A possible reason is that measures of performance, such as test scores, often reward relatively shallow memorization of information; in other words, information that is “crammed” before a test is only remembered in the short-term and often forgotten immediately after the test. Because the “performance” is over, there are no negative consequences for forgetting the information relatively quickly, and this can prevent performance-oriented students from processing the information more thoughtfully or deeply. Another possible reason is that by focusing on gaining recognition as the top performer in a peer group, a performance orientation encourages competition with peers. Giving and receiving help from classmates is thus not in the self-interest of a performance-oriented student, and the resulting isolation can limit the student’s learning.

Cognitive Dissonance

Cognitive approaches to motivation focus on how a person’s motivation is influenced by their cognitions or mental processes. Of particular interest is the role of cognitive dissonance on motivation. Cognitive dissonance occurs when a person experiences conflict, contradiction, or inconsistency in their cognitions.

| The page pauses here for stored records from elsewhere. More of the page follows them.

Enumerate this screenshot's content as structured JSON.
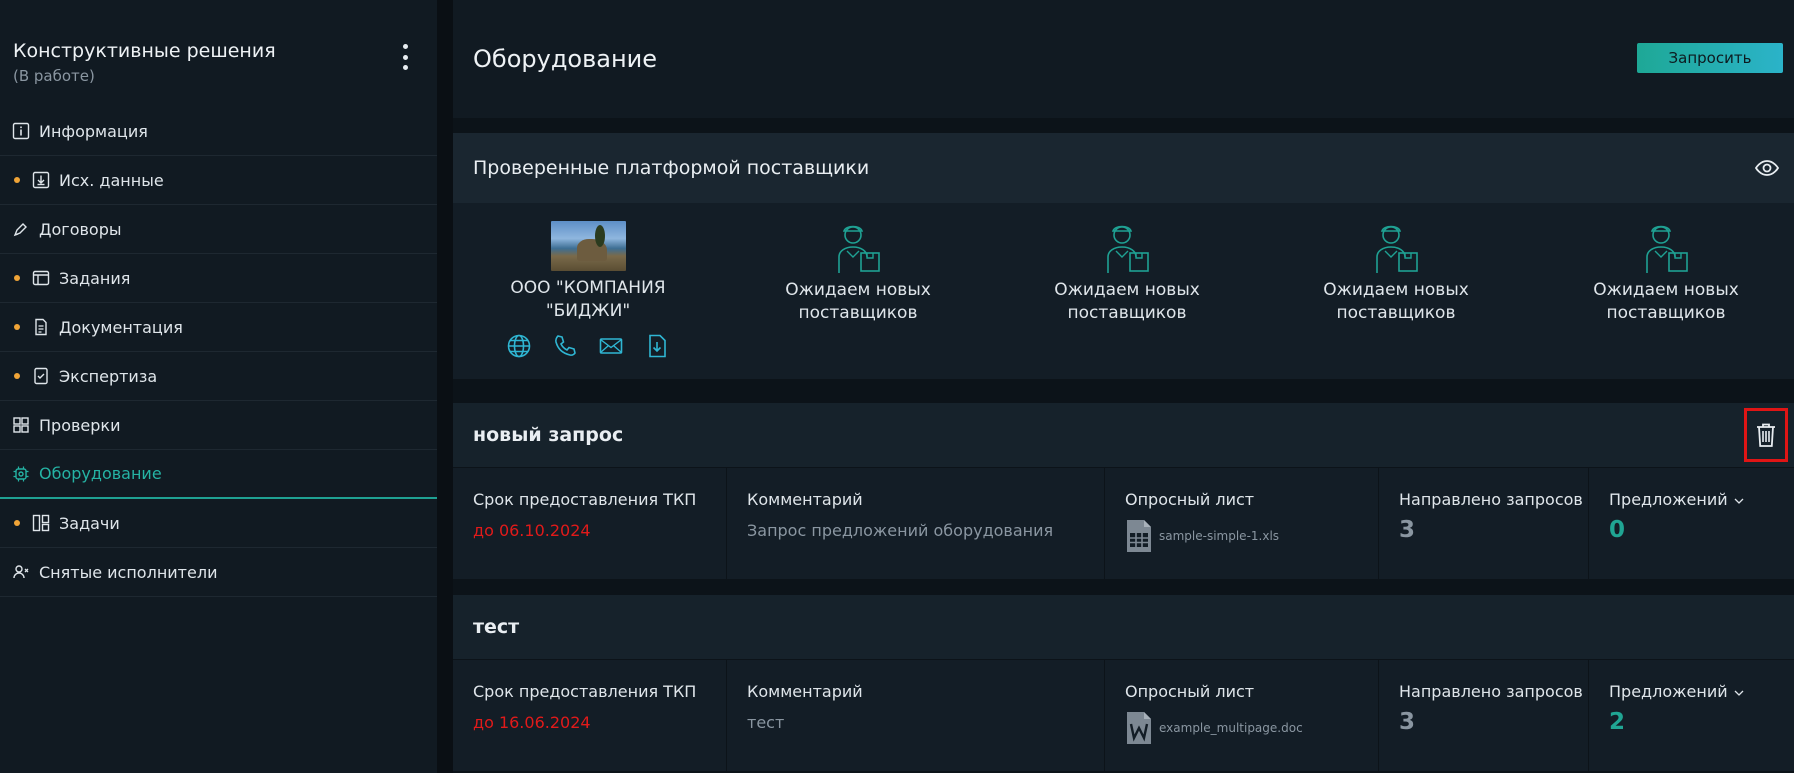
{
  "sidebar": {
    "title": "Конструктивные решения",
    "status": "(В работе)",
    "items": [
      {
        "label": "Информация",
        "dot": false,
        "icon": "info-icon"
      },
      {
        "label": "Исх. данные",
        "dot": true,
        "icon": "download-box-icon"
      },
      {
        "label": "Договоры",
        "dot": false,
        "icon": "pen-icon"
      },
      {
        "label": "Задания",
        "dot": true,
        "icon": "window-icon"
      },
      {
        "label": "Документация",
        "dot": true,
        "icon": "document-icon"
      },
      {
        "label": "Экспертиза",
        "dot": true,
        "icon": "checklist-icon"
      },
      {
        "label": "Проверки",
        "dot": false,
        "icon": "grid-icon"
      },
      {
        "label": "Оборудование",
        "dot": false,
        "icon": "chip-icon",
        "active": true
      },
      {
        "label": "Задачи",
        "dot": true,
        "icon": "kanban-icon"
      },
      {
        "label": "Снятые исполнители",
        "dot": false,
        "icon": "user-remove-icon"
      }
    ]
  },
  "page": {
    "title": "Оборудование",
    "request_button": "Запросить"
  },
  "suppliers": {
    "title": "Проверенные платформой поставщики",
    "items": [
      {
        "line1": "ООО \"КОМПАНИЯ",
        "line2": "\"БИДЖИ\""
      },
      {
        "line1": "Ожидаем новых",
        "line2": "поставщиков"
      },
      {
        "line1": "Ожидаем новых",
        "line2": "поставщиков"
      },
      {
        "line1": "Ожидаем новых",
        "line2": "поставщиков"
      },
      {
        "line1": "Ожидаем новых",
        "line2": "поставщиков"
      }
    ]
  },
  "requests": [
    {
      "title": "новый запрос",
      "deadline_label": "Срок предоставления ТКП",
      "deadline": "до 06.10.2024",
      "comment_label": "Комментарий",
      "comment": "Запрос предложений оборудования",
      "sheet_label": "Опросный лист",
      "file": "sample-simple-1.xls",
      "sent_label": "Направлено запросов",
      "sent": "3",
      "offers_label": "Предложений",
      "offers": "0"
    },
    {
      "title": "тест",
      "deadline_label": "Срок предоставления ТКП",
      "deadline": "до 16.06.2024",
      "comment_label": "Комментарий",
      "comment": "тест",
      "sheet_label": "Опросный лист",
      "file": "example_multipage.doc",
      "sent_label": "Направлено запросов",
      "sent": "3",
      "offers_label": "Предложений",
      "offers": "2"
    }
  ],
  "colors": {
    "accent": "#20a593",
    "deadline": "#e11a1a",
    "dot": "#f0a437"
  }
}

These contradictory cognitions may be attitudes, beliefs, or awareness of one’s behavior. Dissonance is strongest when a discrepancy has been noticed between one’s self-concept and one’s behavior. If you do something you are ashamed of or act in a way that is counter to an idea you have about yourself (for example, if you consider yourself an honest person but then lie to your parents when they ask about your future plans), you are likely to feel cognitive dissonance afterward.

The theory of cognitive dissonance proposes that people have a motivational drive to reduce dissonance in their cognitions by either changing or justifying their attitudes, beliefs, and behaviors. How a person chooses to respond to the dissonance depends on the strength of various motivating factors. For example, smoking cigarettes increases the risk of cancer, which is threatening to the self-concept of the individual who smokes. When the smoker hears evidence suggesting that smoking might cause cancer (cognitive component), they can either choose to stop smoking (change the behavioral component) or choose to reject the causal link. Since smoking is physically addictive, most smokers choose to minimize their acknowledgement of the risk rather than change their behavior. The addiction is more motivating than the fear of possible long-term medical consequences, so the less-motivating idea is minimized and discounted. Most of us believe ourselves to be intelligent and rational, and the idea of doing something self-destructive causes dissonance. To reduce this uncomfortable tension, smokers might make excuses for themselves, such as “I’m going to die anyway, so it doesn’t matter.”

Another application of cognitive dissonance occurs in the case of effort justification. Dissonance is aroused whenever individuals voluntarily engage in an unpleasant activity to achieve some desired goal; this dissonance can be reduced by exaggerating the desirability of the goal. The more time, money, or effort someone invests in an activity, the more they will convince themselves that they made a wise choice and that their efforts were worth it. A child who has to work and save for a bicycle, for example, will value it more and take better care of it than if the bicycle was given as a gift, with no effort on the part of the child.